If your organization hasn’t gone over its background check forms in a while, now is the time: A U.S. Court of Appeals recently reconsidered discloser rules required by the FCRA. In other news, the State of Maryland settled a lawsuit alleging Equal Pay Act violations, and pallet and lumber companies remain on the front lines of the nation’s drug epidemic. Get the details in our Weekend Roundup:
Employers: No Time Like the Present to Scrutinize Background Check Forms
The time to act is now. Employers should take a look at their background check forms in light of a recent ruling of the U.S. Court of Appeals for the Ninth Circuit that state disclosures cannot be combined with the disclosures required under the Fair Credit Reporting Act (FCRA).
Employers should not rely on background check companies to make the appropriate changes to their forms—a privileged review of background check processes and forms to ensure compliance and mitigate risk now should be in the game plan.
Maryland Settles EEOC Complaint Over Pay at Insurance Administration
The Maryland Insurance Administration has agreed to settle a lawsuit filed by the U.S. Equal Employment Opportunity Commission that accused the agency of paying three female fraud investigators less than their male counterparts for the same work.
The disparity violated the federal Equal Pay Act, the lawsuit said.
The agency will pay about $37,000 in back pay and damages to settle the lawsuit.
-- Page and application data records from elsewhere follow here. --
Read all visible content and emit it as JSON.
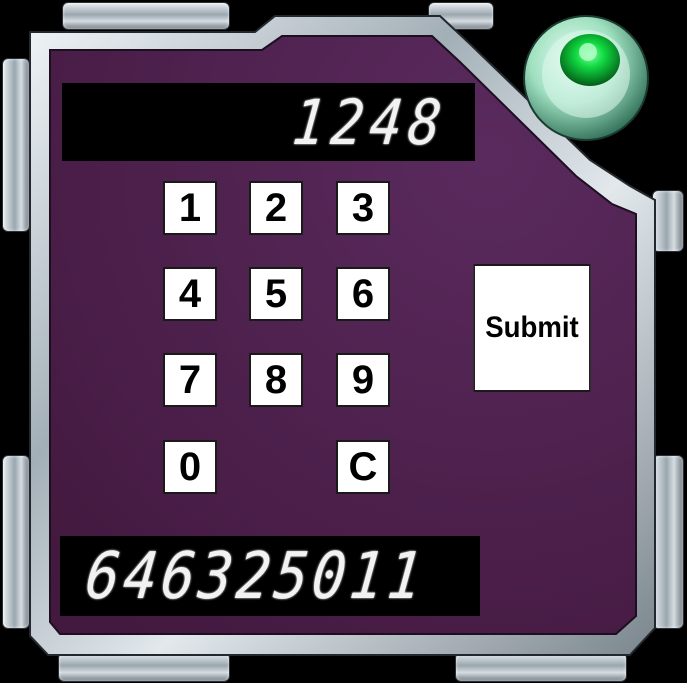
{
  "top_display": {
    "value": "1248"
  },
  "bottom_display": {
    "value": "646325011"
  },
  "keypad": {
    "keys": [
      "1",
      "2",
      "3",
      "4",
      "5",
      "6",
      "7",
      "8",
      "9",
      "0",
      "C"
    ]
  },
  "submit_button": {
    "label": "Submit"
  },
  "indicator": {
    "icon": "green-status-light-icon",
    "color": "#00e840"
  },
  "colors": {
    "panel": "#4b1f4f",
    "frame": "#c9d2d8",
    "display_bg": "#000000",
    "display_text": "#f2f2f2",
    "key_bg": "#ffffff"
  }
}
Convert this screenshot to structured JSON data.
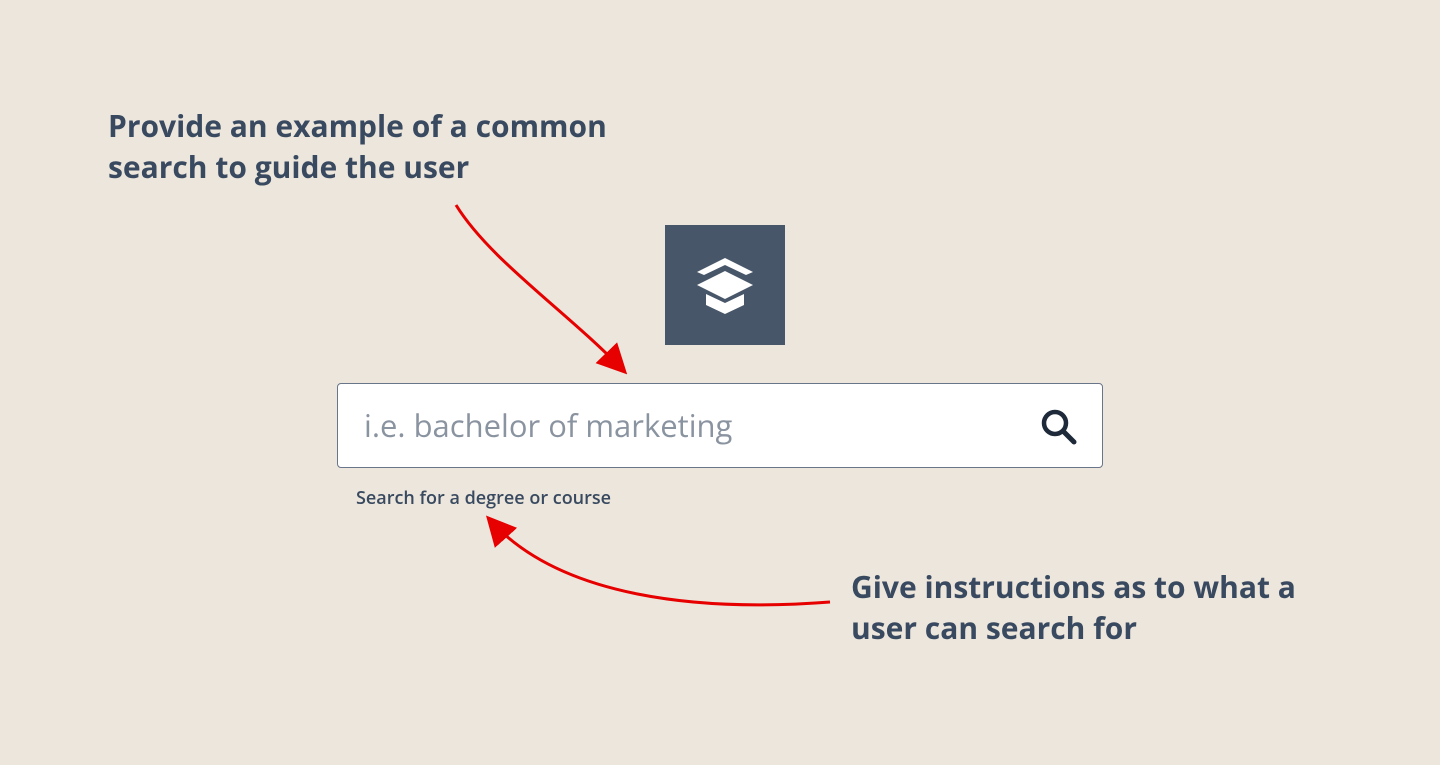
{
  "annotations": {
    "top": "Provide an example of a common search to guide the user",
    "bottom": "Give instructions as to what a user can search for"
  },
  "search": {
    "placeholder": "i.e. bachelor of marketing",
    "helper": "Search for a degree or course"
  },
  "colors": {
    "background": "#ece6dc",
    "ink": "#394a60",
    "tile": "#485669",
    "arrow": "#e60000"
  }
}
It must create specific “non-gender-based criteria for setting wages,” according to the EEOC. And it will post a notice outlining its obligation to meet the criteria and report to the EEOC about how it handles any future complaints of sex-based wage discrimination.
Workplace Drug Abuse: Reducing the Risk of Impaired Workers
Workplace drug abuse can threaten your bottom line in many ways—higher absenteeism, lower productivity, and costly accidents that spark lawsuits. Employers are facing a greater risk than ever from a growing culture of impairment that shows no signs of tapering off any time soon. Pallet and lumber companies are on the frontline of the nation’s drug epidemic as many potential workers can’t even pass a basic drug test.